Dr Byrne's conclusion – that "the Moriarty tribunal slayed the myth that unethical political exploits were the exclusive preserve of Fianna Fail" – is incontrovertible. But that myth has died hard, as we can see from the stunningly eloquent silence of the response of Fine Gael ministers to the grotesque revelations of the Sunday Independent/Kevin Phelan tapes.
The obvious explanation is that Fianna Fail politicians were so much longer in office and had correspondingly greater opportunities to feather their nests. Haughey and his cronies consequently came to personify the worst kind of corruption.
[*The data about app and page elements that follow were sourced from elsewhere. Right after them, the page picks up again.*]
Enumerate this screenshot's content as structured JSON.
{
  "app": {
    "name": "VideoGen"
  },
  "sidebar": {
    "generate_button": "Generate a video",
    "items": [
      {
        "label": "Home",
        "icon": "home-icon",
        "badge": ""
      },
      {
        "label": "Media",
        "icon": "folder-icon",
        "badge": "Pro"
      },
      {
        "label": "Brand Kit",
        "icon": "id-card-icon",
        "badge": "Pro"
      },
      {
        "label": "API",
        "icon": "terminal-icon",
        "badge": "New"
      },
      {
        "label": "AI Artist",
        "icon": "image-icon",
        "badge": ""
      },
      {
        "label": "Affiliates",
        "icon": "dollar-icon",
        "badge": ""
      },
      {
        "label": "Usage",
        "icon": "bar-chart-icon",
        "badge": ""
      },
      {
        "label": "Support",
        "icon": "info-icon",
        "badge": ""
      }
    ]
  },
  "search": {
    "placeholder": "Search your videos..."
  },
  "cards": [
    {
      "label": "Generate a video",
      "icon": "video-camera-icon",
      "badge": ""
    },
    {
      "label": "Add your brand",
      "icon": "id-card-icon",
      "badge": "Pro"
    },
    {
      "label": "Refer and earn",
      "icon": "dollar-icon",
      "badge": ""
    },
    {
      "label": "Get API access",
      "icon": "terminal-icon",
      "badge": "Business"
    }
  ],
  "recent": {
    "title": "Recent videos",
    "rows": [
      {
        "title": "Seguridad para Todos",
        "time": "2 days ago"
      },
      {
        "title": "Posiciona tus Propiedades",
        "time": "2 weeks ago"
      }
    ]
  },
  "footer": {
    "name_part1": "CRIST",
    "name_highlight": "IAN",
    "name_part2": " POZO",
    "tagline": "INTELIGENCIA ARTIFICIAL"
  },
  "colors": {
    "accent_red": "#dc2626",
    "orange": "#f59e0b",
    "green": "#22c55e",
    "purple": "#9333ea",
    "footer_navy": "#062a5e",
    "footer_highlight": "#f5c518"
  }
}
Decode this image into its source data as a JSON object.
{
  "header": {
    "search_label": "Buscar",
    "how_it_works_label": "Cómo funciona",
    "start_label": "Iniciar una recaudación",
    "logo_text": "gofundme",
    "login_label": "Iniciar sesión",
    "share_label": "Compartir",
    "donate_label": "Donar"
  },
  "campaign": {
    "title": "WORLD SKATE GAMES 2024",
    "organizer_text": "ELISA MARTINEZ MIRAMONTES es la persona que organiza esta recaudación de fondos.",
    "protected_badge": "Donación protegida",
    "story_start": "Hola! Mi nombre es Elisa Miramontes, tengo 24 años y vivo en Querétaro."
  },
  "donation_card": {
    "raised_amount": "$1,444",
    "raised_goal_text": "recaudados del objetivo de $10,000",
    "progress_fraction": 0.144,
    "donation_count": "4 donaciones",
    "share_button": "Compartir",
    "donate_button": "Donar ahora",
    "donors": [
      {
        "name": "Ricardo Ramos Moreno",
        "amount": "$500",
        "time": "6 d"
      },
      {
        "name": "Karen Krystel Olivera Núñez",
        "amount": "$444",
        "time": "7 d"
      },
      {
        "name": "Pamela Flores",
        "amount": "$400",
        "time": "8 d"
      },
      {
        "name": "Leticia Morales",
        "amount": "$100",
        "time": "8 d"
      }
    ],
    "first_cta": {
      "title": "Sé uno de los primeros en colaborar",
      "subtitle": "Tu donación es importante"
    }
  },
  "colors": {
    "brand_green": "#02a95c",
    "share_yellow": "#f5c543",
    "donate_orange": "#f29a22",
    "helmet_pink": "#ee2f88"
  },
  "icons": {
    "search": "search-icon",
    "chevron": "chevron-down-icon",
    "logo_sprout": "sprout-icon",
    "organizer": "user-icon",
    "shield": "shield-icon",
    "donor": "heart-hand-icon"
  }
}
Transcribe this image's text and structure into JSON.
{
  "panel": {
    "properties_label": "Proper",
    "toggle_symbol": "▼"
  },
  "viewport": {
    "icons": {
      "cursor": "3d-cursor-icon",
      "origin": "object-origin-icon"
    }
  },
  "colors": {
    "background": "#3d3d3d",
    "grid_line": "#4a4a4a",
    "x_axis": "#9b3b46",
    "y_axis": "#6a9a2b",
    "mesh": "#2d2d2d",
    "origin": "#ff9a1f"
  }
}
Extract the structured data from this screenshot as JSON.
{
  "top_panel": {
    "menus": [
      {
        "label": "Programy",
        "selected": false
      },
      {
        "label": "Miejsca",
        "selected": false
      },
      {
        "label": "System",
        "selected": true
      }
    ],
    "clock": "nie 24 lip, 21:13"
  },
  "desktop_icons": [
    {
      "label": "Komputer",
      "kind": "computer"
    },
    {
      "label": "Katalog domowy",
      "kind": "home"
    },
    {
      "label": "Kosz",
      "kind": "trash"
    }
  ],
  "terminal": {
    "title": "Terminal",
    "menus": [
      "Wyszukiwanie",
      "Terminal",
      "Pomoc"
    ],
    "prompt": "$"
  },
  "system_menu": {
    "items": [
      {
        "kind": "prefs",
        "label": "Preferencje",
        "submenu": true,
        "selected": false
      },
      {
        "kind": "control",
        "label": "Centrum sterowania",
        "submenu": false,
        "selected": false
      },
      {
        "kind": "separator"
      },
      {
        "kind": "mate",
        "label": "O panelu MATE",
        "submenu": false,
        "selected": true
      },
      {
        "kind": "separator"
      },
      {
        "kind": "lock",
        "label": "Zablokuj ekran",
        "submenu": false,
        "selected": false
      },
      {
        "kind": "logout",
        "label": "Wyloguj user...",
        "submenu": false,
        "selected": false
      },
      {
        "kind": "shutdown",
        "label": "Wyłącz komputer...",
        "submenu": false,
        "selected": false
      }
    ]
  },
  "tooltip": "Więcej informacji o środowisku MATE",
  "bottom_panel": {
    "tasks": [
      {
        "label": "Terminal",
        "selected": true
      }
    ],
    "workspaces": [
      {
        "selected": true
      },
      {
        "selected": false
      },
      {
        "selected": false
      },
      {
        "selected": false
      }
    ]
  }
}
So it should be, but in the light of the Moriarty tribunal's findings about Michael Lowry, there can be no justification for Fine Gael's persistent and unctuous affectation to have a monopoly of the high moral ground.
"The greatest weakness of the Sinn Fein government," wrote a British official involved in the negotiations that culminated in the treaty that established independent Ireland, "is that it is almost void of any admission to the world or themselves that they can either think what is wrong or do what is wrong. That is exactly what the Greek writers meant by 'hubris'; the frame of mind which, on their theory, the gods instill into people whom they have marked for destruction."
It would be fanciful to suggest that the hubristic indifference of Enda Kenny and his Fine Gael cabinet colleagues to the Lowry affair will have so dramatic an outcome. But what is far from fanciful is that Michael Lowry may yet serve as the catalyst that shatters the cohesion of the coalition, much as Noel Browne did in the first coalition government of 1948-51.
The signs of tension have already been apparent for a month, ever since Alan Kelly, one of the Labour Party's Ministers of State, broke ranks by publicly demanding that Mr Lowry answer the "obvious questions" posed by the tapes.
Mr Kelly has a vested interest in anything that further discredits Mr Lowry, as the latter was quick to point out, because the two men are constituency colleagues. But that is less significant than the fact that Mr Kelly's intervention came a fortnight before the catastrophic collapse of the Labour Party's vote in the Meath East by-election.
The Dail is in recess until April 18, and by then the panic infecting all Labour deputies about losing their seats at the next general election will have been festering in the dark for three weeks. So it seems unlikely when they return to the limelight of Leinster House that Mr Kelly's will still be a lone voice crying in the wilderness.
The key figure is, of course, Eamon Gilmore. So far he has been remarkably loyal to Mr Kenny; indeed, the strength of the bonding between Taoiseach and Tanaiste is the foundation stone upon which such success as has been achieved by the present Government rests. That is why the threat to Eamon Gilmore's leadership of the Labour Party is also a threat to the stability of the Government and, ultimately perhaps, to Mr Kenny's position as Taoiseach.
That is also why Mr Kenny, like Mr Gilmore, knows that they will either hang together or hang separately. And that is why, if Mr Gilmore demands a government response to the tapes, he should be given what he wants. Unless, of course, Mr Kenny is so deluded that he believes Fine Gael's holding on to its seat in Meath East was rooted in anything other than the tsunami of public sympathy triggered by Shane McEntee's suicide. In which case, hubris is indeed alive and well and living in Merrion Street.
Ronan Fanning is Professor Emeritus of Modern History at University College Dublin. His new book, 'Fatal Path: British Government and Irish Revolution 1910-22', will be published on May 2